Hello Karl here with a look at the Raiscube A8R. If you recall I reviewed the R2 3D printer quite a while ago. I really liked the R2, so when I heard that this newer version came out I reached out to Raiscube directly and asked for a review sample. Raiscube kindly obliged, and I am so glad that they did. The A8R is the upgraded version to the R2. The most prominent differences is the acrylic frame is gone, being replaced with an aluminum frame, and the build time is slashed considerably.
- Build Volume: 210 x 210 x 225mm
- Material diameter: 1.75mm
- Direct Drive Extruder
- Dual Z
- 12V/25A power supply
- Up to 95°C on the bed
- Up to 250°C on the nozzle
- Ramps Plus2 Board v1.8.26
This review has been in the works since last November. I liked it a lot so wanted to put it through its paces and put a lot of hours on it. This kit is not like other kits on the market. It is not quite as easy as Creality CR-10 or JGAurora A5 with its 30min build time, and is more of a true kit with a twist. I have been wanting to host a workshop for kids at the local library around 3D printing, and this kit was perfect for that. I ended up doing 2. The first Saturday session we built the machine which took all the time we had allotted, about 2.5 hours, then we had another Saturday session where we designed a simple shark and printed it.
The build went as smooth as it could have went. I was working with children with an average age of 10 years old, and they all took turns. We split the build by page. When a page was complete we moved to the next child. Documentation was really good, and was already printed. I let them do all the work and I supervised. I could not take pictures of the process due to wanting to respect the kids and parents privacy. I am positive that I could have built in a shorter amount of time but wanted to let them do the entire process. I had a lot of fun and I hope they did too.
First thing I noticed was that the spool holder was not wide enough for a standard spool, so I created a simple adapter to increase the width.
The A8R had the exact opposite problem as the R2. The holes for the parts cooling were slightly too small. To fix I took a wide flat screwdriver and pried open to increase the airflow.
My bed was slightly irregular so I clipped on a mirror as a print surface. The bed comes with a peel and stick build surface. If I would have known that, I would have tried the build surface on top of the mirror. I like printing on mirrors anyway.
Finally, I don’t know why they did this, but the fan that cools the parts and the fan that cools the extruder are tied together. With PLA this is fine. Typically you don’t run the fans to cool the parts on the first layer, and the extruder will never have a chance to get too hot with PLA. But if you plan on printing with ABS, parts cooling needs to be off the entire time, and the extruder could potentially get too hot. I fixed this with about 150mm of wire and connected the fan directly to 12v so it is on all the time.

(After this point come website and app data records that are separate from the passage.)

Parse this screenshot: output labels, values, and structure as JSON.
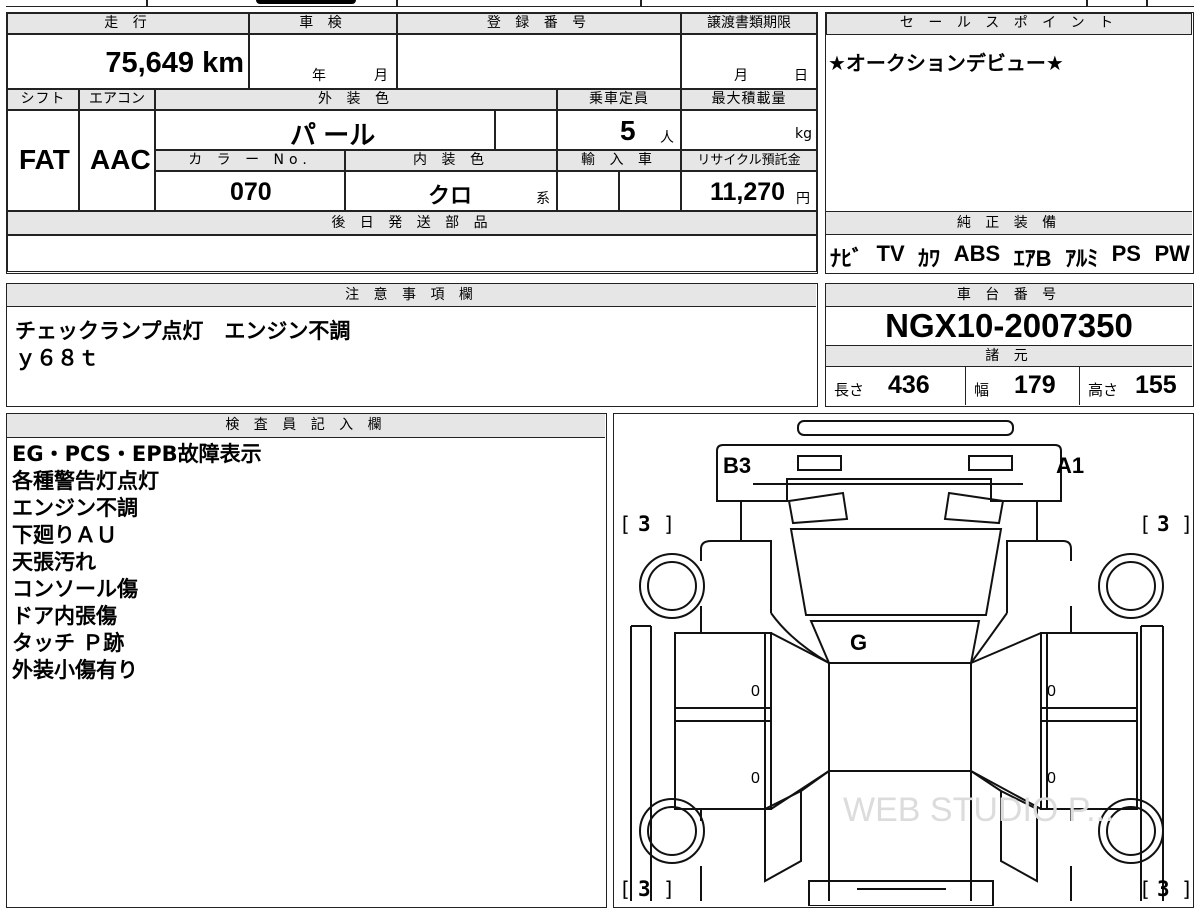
{
  "vehicle": {
    "mileage_header": "走 行",
    "mileage": "75,649 km",
    "inspection_header": "車 検",
    "inspection_year_unit": "年",
    "inspection_month_unit": "月",
    "registration_header": "登 録 番 号",
    "transfer_deadline_header": "譲渡書類期限",
    "transfer_month_unit": "月",
    "transfer_day_unit": "日",
    "shift_header": "シフト",
    "shift": "FAT",
    "aircon_header": "エアコン",
    "aircon": "AAC",
    "exterior_color_header": "外 装 色",
    "exterior_color": "パ ール",
    "capacity_header": "乗車定員",
    "capacity": "5",
    "capacity_unit": "人",
    "max_load_header": "最大積載量",
    "max_load_unit": "kg",
    "color_no_header": "カ ラ ー No.",
    "color_no": "070",
    "interior_color_header": "内 装 色",
    "interior_color": "クロ",
    "interior_color_suffix": "系",
    "import_header": "輸 入 車",
    "recycle_fee_header": "リサイクル預託金",
    "recycle_fee": "11,270",
    "recycle_fee_unit": "円",
    "later_parts_header": "後 日 発 送 部 品"
  },
  "sales_point": {
    "header": "セ ー ル ス ポ イ ン ト",
    "text": "★オークションデビュー★"
  },
  "equipment": {
    "header": "純 正 装 備",
    "items": [
      "ﾅﾋﾞ",
      "TV",
      "ｶﾜ",
      "ABS",
      "ｴｱB",
      "ｱﾙﾐ",
      "PS",
      "PW"
    ]
  },
  "cautions": {
    "header": "注 意 事 項 欄",
    "lines": [
      "チェックランプ点灯　エンジン不調",
      "ｙ６８ｔ"
    ]
  },
  "chassis": {
    "header": "車 台 番 号",
    "number": "NGX10-2007350",
    "specs_header": "諸 元",
    "length_label": "長さ",
    "length": "436",
    "width_label": "幅",
    "width": "179",
    "height_label": "高さ",
    "height": "155"
  },
  "inspector": {
    "header": "検 査 員 記 入 欄",
    "lines": [
      "EG・PCS・EPB故障表示",
      "各種警告灯点灯",
      "エンジン不調",
      "下廻りＡＵ",
      "天張汚れ",
      "コンソール傷",
      "ドア内張傷",
      "タッチ Ｐ跡",
      "外装小傷有り"
    ]
  },
  "diagram": {
    "label_b3": "B3",
    "label_a1": "A1",
    "label_g": "G",
    "tire_score": "3",
    "zero_mark": "0",
    "watermark": "WEB STUDIO P..."
  }
}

I found the wires on the block that were going to the extruder fan and put them on there own pins and run an always on 12 v to the block to fix. Boggles the mind.
I found the printer loud. I think it is due to being an all metal frame on my hard workbench. So I upgraded the stepper drivers to TMC2100 drivers. Thankfully they are replaceable. Now the printer is one of the quietest printers I have. I took some measurements with my phone to give you an idea. This is by no means an accurate measurement, but just a point of reference.
- 13db silent room
- 28db idle printer
- 60db print with stock steppers
- 40db print with TMC2100
I was told these were not good drivers but they are working for me, and I am having good luck with them. I only replaced the X and Y stepper drivers. Very easy to do. I pulled my old ones out watching the orientation and matched orientation of the new ones. The existing drivers were set at .8v and after trial and error the new ones work without skipping at 1.3 volts. When upgrading to TMC drivers the direction of the stepper motors reverse so I had to flip the X and Y pins on one end of each cable. 1 to 4 and 2 to 3
The bed heats up with some respectable times.
- 50°C 1:48
- 60°C 2:45
- 70°C 3:52
- 80°C 5:12
- 90°C 6:52
- 95°C 7:50
I feel very fortunate to have a second printer now that I would recommend highly. Despite the few flaws that were easy to fix, I do like this printer a lot. The prints are amazing. Once settings are dialed in layer lines disappear. I think it produces the best quality prints that I have printed to date. Better than the Creality CR-10 and JGAurura A5. I think that it is partially due to being a smaller printer. Most everything that I print fit on this printer. I wish I was able to put it up against an original Prusa printer. I think it would give it a run for the money. I would like to thank Raiscube for sending this printer for review. It can be found on Amazon ($319.99), and GearBest ($329.99) but it looks like Amazon has a slightly revised version that fixes at least the one issue with the filament holder. You can find the printers on Ebay for $270 which is a great deal for what you get. I have an email into Raiscube asking if they addressed the blower or fan hole issue and will reply back in the comments once I hear back.
[Update: After sending my last correspondence to Raiscube I believe they may have went out of business. I received a notice about domain issue and the Facebook group is closed.]
Karl is a technology enthusiast that contributes reviews of TV boxes, 3D printers, and other gadgets for makers.